Shaun, Debbi Jackson

Adventures big and small, we love exploring our Big Blue Marble.

A hike of great emotions

We hiked this loop clockwise in July. This trail has so much to offer, many lakes, ponds and rivers. Also many Mosquitoes so come prepared. The views are constantly changing. There is a good shelf with many possible camp sites just below tree line. Many beautiful small streams running below snow fields. Once on the high tundra the flat top area is so vast. From here you you will have views into so many different valleys as you travel towards the causeway. Standing before the crux of the causeway is overwhelming, but with some 8 miles behind you there is only one way home, you must cross. Even after the high of the crossing there was still more adventure ahead.

Breathtaking Valley

This is one of my favorite hikes. Easy to access and not very crowded, a gentle climb through willow and alpine tundra. Vistas that change as you curve and climb up the valley. Many options for scrambling from the area around Independence Lake.

Uh Uh Amazing

Amy nailed it! There are so many ups and downs, and with each one a new view and perspective. The last saddle before climbing Grizzly seemed steeper and deeper than the others. I was lucky enough to have perfectly clear weather for the day, but I could see the danger of being on an exposed ridge for so long. Some fun scrambling over the rock pile. I was spent when it was over but I was sorry it was over.

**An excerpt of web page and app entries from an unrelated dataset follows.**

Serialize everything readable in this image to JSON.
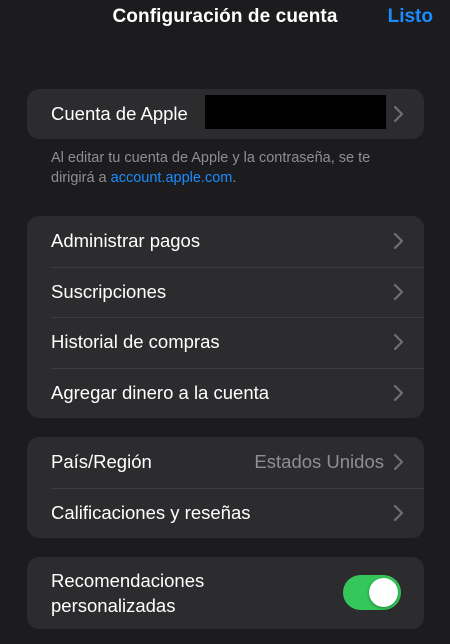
{
  "nav": {
    "title": "Configuración de cuenta",
    "done_label": "Listo",
    "accent_color": "#1a8cff"
  },
  "account_group": {
    "apple_account_label": "Cuenta de Apple"
  },
  "footnote": {
    "text_before_link": "Al editar tu cuenta de Apple y la contraseña, se te dirigirá a ",
    "link_text": "account.apple.com",
    "text_after_link": "."
  },
  "payments_group": {
    "items": [
      {
        "label": "Administrar pagos"
      },
      {
        "label": "Suscripciones"
      },
      {
        "label": "Historial de compras"
      },
      {
        "label": "Agregar dinero a la cuenta"
      }
    ]
  },
  "region_group": {
    "country_label": "País/Región",
    "country_value": "Estados Unidos",
    "ratings_label": "Calificaciones y reseñas"
  },
  "recommendations_group": {
    "label": "Recomendaciones personalizadas",
    "toggle_on": true,
    "toggle_color": "#34c759"
  }
}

Refreshing spring water

This was our first trip using Outbound as a guide. It was late Oct. We used our paddleboards for the trip which can be a little different than kayaks or canoes as we have fins under our boards that can get snagged on submerged deadfall and the sandy bottom. The Rock Spring Run flows at a nice pace and is shallow in most places but not so shallow that we ever had to portage. The first third of the trip is rather shady, and the bottom dark so is a little difficult to see the logs and branches just below the surface. Polarized sunglasses helped a lot. Once the river opens up there is all kinds of aquatic plants, Lillypads, and grasses swaying in the current. Since the water is so clear you can see Large Mouth Bass and pan fish everywhere. We even passes over a 2 ft. Alligator as he lay on the bottom. The highlight of the trip was spotting 2 Black Bears in some trees along the bank. One resting on a breach, the other munching berries in the top of a cabbage palm. We finished the 8 miles in about 4 hrs. which included a couple of breaks and Bear watching. We did not get to paddle upstream to Emerald but will likely return to check it out as well. The Boys at Kings Landing shuttled us and our paddleboards back for $20 each, a very hardworking proffesional team. Though we didn't camp, there were 3 primitive camp sites on the river, you can book through Wekiva State Park. This was a great trip! Thanks Zachary Ganster for the tip.